Brow Beat
Slate's Culture Blog
Nov. 10 2011 11:20 AM

Pucker Island: Leonardo DiCaprio’s Most Intense Scrunchy Faces

leo_launchmodule

Leonardo DiCaprio will be seen wearing many different faces when the decades-spanning biopic J. Edgar opens wide this Friday. But there’s one face we knew was coming long before Clint Eastwood ever said “action.” As Slate movie critic Dana Stevens pointed out in her review of Shutter Island, DiCaprio has taken more serious roles in recent years, and this new seriousness has been accompanied by the frequent appearance of his signature pucker face. She describes the countenance thusly: “All his features migrate to the middle of his face and just sort of crouch there.” Seeing DiCaprio scrunch so determinedly, no viewer could question the difficulty of the role, or the actor’s efforts to fulfill its demands.

DiCaprio hasn’t always gone around wearing this grumpy expression. If you watch him as Luke Brower in Growing Pains (1991-1992) or as the Kid in The Quick and the Dead (1995), you’ll find more boyish charm than glowering determination in his physiognomy. Sure, DiCaprio sported a few scowls in The Basketball Diaries (1995) and Romeo + Juliet (1996), but even on the Titanic (1997) his face was more likely to display carefree nonchalance than a fretting furrow.

But DiCaprio’s unscrunched boyishness seems to have gone down with the ship. “Leo-Mania” set in, and the 23-year-old actor became known less as a young talent than a teen heartthrob. In an apparent reaction to this disconcerting development, DiCaprio reemerged in Gangs of New York (2002) as the anti-Jack Dawson: the hulking, goateed Amsterdam, a street-hardened (and scrunchy-faced) gang leader. This Scorsese collaboration was the first of many, and he’s gone pinchy-faced in nearly every role since.

In the following gallery of the three-time Oscar nominee’s most intense scrunchy faces, you’ll see a still of one of DiCaprio’s performances, and a rating of its scrunchiness. In gathering these images, it became clear that there is a often a correlation between the pinchiness of his expressions and the seriousness of his ambitions. A Zwick-helmed actioner like Blood Diamond (2006)? Mild scrunchiness. J. Edgar? A face that looks like it’s just sucked the sourest of lemons.

Correction, Nov. 10 2011: This piece originally misspelled Martin Scorsese's last name.

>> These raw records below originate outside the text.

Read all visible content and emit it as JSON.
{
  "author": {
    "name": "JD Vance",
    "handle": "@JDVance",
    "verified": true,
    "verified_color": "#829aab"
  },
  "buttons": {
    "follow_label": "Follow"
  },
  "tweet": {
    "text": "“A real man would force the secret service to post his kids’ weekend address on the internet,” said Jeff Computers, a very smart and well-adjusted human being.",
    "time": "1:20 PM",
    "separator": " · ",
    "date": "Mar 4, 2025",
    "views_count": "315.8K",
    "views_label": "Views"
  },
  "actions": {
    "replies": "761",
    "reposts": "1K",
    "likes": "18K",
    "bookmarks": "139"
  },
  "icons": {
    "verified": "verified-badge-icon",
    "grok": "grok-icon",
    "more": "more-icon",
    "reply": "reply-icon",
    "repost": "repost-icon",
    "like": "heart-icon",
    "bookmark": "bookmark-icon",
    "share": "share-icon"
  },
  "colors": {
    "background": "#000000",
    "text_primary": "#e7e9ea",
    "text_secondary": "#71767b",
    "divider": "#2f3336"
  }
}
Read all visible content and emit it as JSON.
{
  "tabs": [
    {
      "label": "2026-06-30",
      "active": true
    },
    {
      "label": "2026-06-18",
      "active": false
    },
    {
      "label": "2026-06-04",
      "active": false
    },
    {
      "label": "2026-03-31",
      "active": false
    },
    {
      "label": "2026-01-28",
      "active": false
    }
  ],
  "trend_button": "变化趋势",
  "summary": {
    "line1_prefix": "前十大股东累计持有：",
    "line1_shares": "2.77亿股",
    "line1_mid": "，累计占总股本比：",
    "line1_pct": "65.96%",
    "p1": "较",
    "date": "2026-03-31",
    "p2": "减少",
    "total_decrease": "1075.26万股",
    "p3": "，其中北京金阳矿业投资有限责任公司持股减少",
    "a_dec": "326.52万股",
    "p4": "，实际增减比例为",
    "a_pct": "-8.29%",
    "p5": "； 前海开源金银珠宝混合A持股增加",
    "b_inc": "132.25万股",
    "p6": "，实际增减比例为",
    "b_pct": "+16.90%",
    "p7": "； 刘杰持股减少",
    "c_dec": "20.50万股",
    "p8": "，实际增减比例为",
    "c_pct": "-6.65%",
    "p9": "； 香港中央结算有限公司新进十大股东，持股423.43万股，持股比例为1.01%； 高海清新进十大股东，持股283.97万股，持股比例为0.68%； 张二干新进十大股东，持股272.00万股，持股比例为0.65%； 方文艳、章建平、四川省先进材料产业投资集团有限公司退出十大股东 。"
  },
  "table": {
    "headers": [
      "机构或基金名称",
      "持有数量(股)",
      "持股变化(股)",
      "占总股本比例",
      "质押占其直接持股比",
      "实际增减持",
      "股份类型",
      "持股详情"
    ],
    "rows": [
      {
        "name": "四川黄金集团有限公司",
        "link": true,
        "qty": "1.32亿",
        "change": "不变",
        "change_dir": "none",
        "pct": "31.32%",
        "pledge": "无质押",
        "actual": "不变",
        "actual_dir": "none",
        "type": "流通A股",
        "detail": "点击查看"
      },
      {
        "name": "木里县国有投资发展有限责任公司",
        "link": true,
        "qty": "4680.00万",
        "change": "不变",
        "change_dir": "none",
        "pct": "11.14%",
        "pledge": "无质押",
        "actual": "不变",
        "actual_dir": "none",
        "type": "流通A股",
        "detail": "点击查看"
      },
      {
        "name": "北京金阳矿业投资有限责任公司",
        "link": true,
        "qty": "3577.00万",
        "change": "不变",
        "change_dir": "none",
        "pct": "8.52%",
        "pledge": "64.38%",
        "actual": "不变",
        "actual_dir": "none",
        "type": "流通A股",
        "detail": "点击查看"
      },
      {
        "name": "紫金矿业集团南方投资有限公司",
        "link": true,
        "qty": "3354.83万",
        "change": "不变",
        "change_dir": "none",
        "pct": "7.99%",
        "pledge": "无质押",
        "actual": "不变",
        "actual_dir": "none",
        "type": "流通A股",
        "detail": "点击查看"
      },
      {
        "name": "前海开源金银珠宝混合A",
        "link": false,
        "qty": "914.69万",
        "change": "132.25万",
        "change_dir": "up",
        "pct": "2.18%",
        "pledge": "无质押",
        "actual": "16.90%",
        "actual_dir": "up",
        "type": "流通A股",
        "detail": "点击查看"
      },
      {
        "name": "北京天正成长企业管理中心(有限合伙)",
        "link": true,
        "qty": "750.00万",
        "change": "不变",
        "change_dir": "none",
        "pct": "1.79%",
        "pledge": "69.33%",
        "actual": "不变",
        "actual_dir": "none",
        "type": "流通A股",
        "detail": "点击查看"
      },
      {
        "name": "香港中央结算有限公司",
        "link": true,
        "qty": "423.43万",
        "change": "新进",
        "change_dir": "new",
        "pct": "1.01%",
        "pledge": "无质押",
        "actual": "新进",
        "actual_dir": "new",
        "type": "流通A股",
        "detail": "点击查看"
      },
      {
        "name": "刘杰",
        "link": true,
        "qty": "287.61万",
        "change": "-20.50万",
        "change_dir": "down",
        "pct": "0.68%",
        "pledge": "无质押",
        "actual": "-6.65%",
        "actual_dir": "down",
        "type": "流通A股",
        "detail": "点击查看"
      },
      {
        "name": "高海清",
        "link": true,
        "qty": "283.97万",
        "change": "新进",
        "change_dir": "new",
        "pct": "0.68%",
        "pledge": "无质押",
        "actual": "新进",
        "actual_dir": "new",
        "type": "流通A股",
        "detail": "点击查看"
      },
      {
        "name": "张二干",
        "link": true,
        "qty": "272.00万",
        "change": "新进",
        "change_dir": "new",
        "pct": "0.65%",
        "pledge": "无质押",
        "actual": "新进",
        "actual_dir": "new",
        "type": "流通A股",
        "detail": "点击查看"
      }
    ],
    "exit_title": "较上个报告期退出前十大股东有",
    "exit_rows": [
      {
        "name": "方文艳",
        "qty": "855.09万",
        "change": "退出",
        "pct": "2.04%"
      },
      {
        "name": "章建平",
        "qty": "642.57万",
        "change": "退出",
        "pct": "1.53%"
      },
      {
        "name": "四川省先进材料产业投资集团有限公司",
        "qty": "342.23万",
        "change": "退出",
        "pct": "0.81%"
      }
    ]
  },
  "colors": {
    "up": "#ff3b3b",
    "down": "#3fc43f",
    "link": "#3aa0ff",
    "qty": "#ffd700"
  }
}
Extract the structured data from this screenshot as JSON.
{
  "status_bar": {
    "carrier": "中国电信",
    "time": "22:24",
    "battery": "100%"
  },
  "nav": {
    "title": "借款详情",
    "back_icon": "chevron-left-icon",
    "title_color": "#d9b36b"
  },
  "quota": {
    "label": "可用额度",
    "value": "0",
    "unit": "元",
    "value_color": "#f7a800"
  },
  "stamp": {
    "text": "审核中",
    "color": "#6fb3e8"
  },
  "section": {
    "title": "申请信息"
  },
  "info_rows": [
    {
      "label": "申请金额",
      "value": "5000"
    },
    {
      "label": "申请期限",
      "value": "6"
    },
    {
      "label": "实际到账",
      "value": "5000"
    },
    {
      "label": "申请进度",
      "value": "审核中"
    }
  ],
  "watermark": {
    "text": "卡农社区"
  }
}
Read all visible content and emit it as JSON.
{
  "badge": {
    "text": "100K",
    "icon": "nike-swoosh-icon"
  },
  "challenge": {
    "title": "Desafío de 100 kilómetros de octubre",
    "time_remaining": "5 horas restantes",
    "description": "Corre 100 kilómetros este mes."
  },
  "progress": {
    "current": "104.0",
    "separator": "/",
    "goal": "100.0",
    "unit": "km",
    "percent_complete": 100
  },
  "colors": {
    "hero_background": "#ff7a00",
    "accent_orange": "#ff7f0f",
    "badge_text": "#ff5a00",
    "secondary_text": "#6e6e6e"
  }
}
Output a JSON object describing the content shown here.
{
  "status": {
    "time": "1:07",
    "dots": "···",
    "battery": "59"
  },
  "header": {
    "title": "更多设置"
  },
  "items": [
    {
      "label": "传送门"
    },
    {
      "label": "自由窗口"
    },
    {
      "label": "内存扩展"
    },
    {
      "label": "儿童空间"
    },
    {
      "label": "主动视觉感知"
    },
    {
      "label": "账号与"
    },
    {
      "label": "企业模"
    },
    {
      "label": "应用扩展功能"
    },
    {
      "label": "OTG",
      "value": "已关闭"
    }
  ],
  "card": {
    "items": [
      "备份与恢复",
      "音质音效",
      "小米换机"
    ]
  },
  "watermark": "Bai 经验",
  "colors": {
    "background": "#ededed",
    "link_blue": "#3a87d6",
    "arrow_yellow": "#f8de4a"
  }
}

Forrest Wickman is a Slate staff writer. 

  Slate Plus
Slate Picks
Dec. 19 2014 4:15 PM What Happened at Slate This Week? Staff writer Lily Hay Newman shares what stories intrigued her at the magazine this week.